Let’s face it, when you shell out upwards of $700 for a flagship phone, a huge chunk of that money is going towards its camera. Some people might say that’s nuts, but for others, who don’t don’t want the hassle or added expense of owning a real camera, it’s really not that ridiculous. However, even for fancy handsets with double or even triple camera setups, phones still lack the flexibility of interchangeable lenses.
That hasn’t stopped accessory makers from trying to address that shortcoming though and for years, Olloclip has been making solid add-on lenses for the iPhone. But when Apple switched things up on the iPhone X with its vertically-arranged dual rear cameras, the company was in a bind. It’s previous lens clips just didn’t work anymore. So rather than trying to cobble something together, the company started all over again and designed an new clip from the ground up.
The result is the new Connect X system, which is less like the reversible sleeve Olloclip made for previous iPhones, and more like an actual clip. Constructed out of plastic, the little kit sports asymmetrical spring-loaded halves that let you attach and detach the system in a blink, along with removable lenses that can be used on both the iPhone X’s front and dual cams in back.
The whole system hinges, quite literally, around on a single button that can be squeezed to separate the front and back sections so you can slip it over the iPhone X’s top-right corner. Getting it to sit properly is damn-near foolproof. The Olloclip logo faces out front, while the W/T labels marking the wide and telephoto cameras point out back, and when it’s seated, you’ll know, because it locks into place.
From there, you can use the little tabs to move the detachable lenses around, shifting them from front to back, or flipping them between the iPhone X’s two rear cameras; the Olloclip plays nice with both. In the core kit, which the company calls the Photography Box set, you get three different lenses for $100: a super wide-angle lens, a fisheye lens, and a 15x macro lens.
So to see how Olloclip’s Connect X fares against competing products, I compared it to the gold standard among smartphone glass add-ons: the Moment lenses. And with a price of $100 for the whole set, versus Moment, where each lens costs between $90 and $100, Olloclip is up against some stiff competition. But as you’re about to see, pics from the Olloclip still look pretty decent.
First up is the Olloclip’s wide-angle lens, which did the best job of keeping pace with its much more expensive competitor. It’s 120 -degree field of view is almost exactly the same as what you get from Moment’s 18mm lens, and allows the iPhone X to capture close to twice as much as the landscape when compared to the phone’s stock camera.
However, if you look closely, you’ll see that while the buildings in Moment’s picture are almost completely straight, the image from Olloclip’s lens exhibits barrel distortion that makes the structures appear slightly curved. Additionally, the pic from Moment’s lens sports better sharpness around the edges of the photo when compared to the Olloclip, which features more blur the further you get away from the center of the frame.
Moving on to Olloclip’s macro lens, its 15x magnification is much greater than what you get from Moment’s pricier 10x alternative.

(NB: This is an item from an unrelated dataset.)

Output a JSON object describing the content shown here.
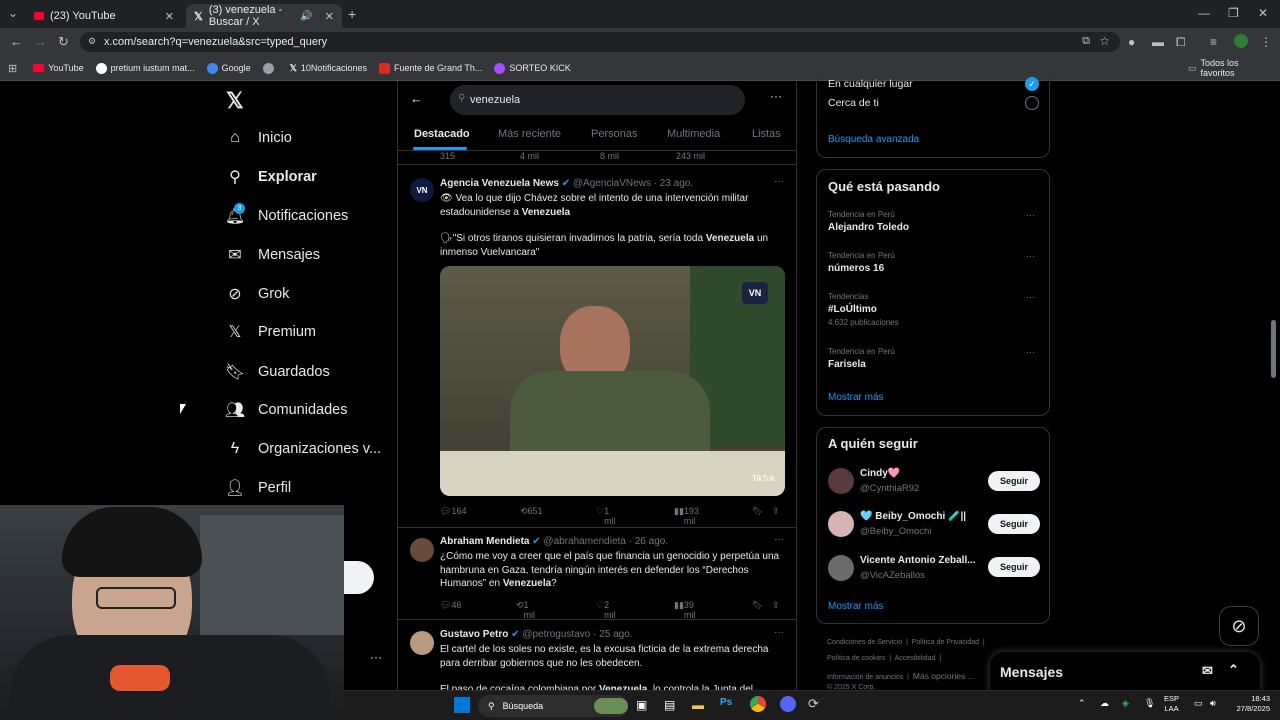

As before, Olloclip’s lens also suffers from focus that falls away quickly as you get away from the center of pic, though part of that is the result of the super shallow depth of field you get at that 15x zoom. This can make it tricky to get your subject looking super sharp, as tiny movements can completely change what is and isn’t in focus.
Finally, there’s Olloclips fisheye lens, which you access by unscrewing the fisheye lens from its mount. While it offers the most extreme view of the of three, to me, it’s kind of a gimmick. With that much distortion, it’s not something you can really use all the time. This leaves me me much preferring Moment’s superfish lens, which mostly avoids the big black spots that you see in the corners of the Olloclip’s pic.
Aside from a few of Olloclips optical shortcomings, the are a couple of other minor issues with this lens kit. Because of how the clip is designed, you can’t use it in conjunction with any sort of protective case. They are just too bulky, though screen protectors should be OK.
Also, the Olloclip covers up the iPhone X’s FaceID scanner, which means when the lenses are attached, you’ll need to enter your PIN to unlock your phone. Same goes for the iPhone X’s ambient light sensor, which means if you have auto brightness turned on and the Olloclip attached, the phone will think you’re in a dark room and decrease the screen’s brightness. Slightly annoying. However, the keychain accessory attempts to make up for those issues by doubling as a tiny little stand. Neat.
In the end, what the Olloclip lacks in image quality and multi-phone compatability, it more than makes up for in value and ease of use. And if you ever want to add on additional lenses later like Olloclip’s 2x zoom, you don’t need to buy a whole ‘nother kit, as new lens can be swapped in just like all the others. For owners of an iPhone 7 or 8, there’s also a new single-sided Olloclip set for those models too. So for the people who want to up their creative game on social media, or are seeking the benefits of owning a traditional camera but don’t want the added bulk, the new Olloclip for iPhone X is a slick (and simple) way to add style to your shots. Not bad for 100 bucks.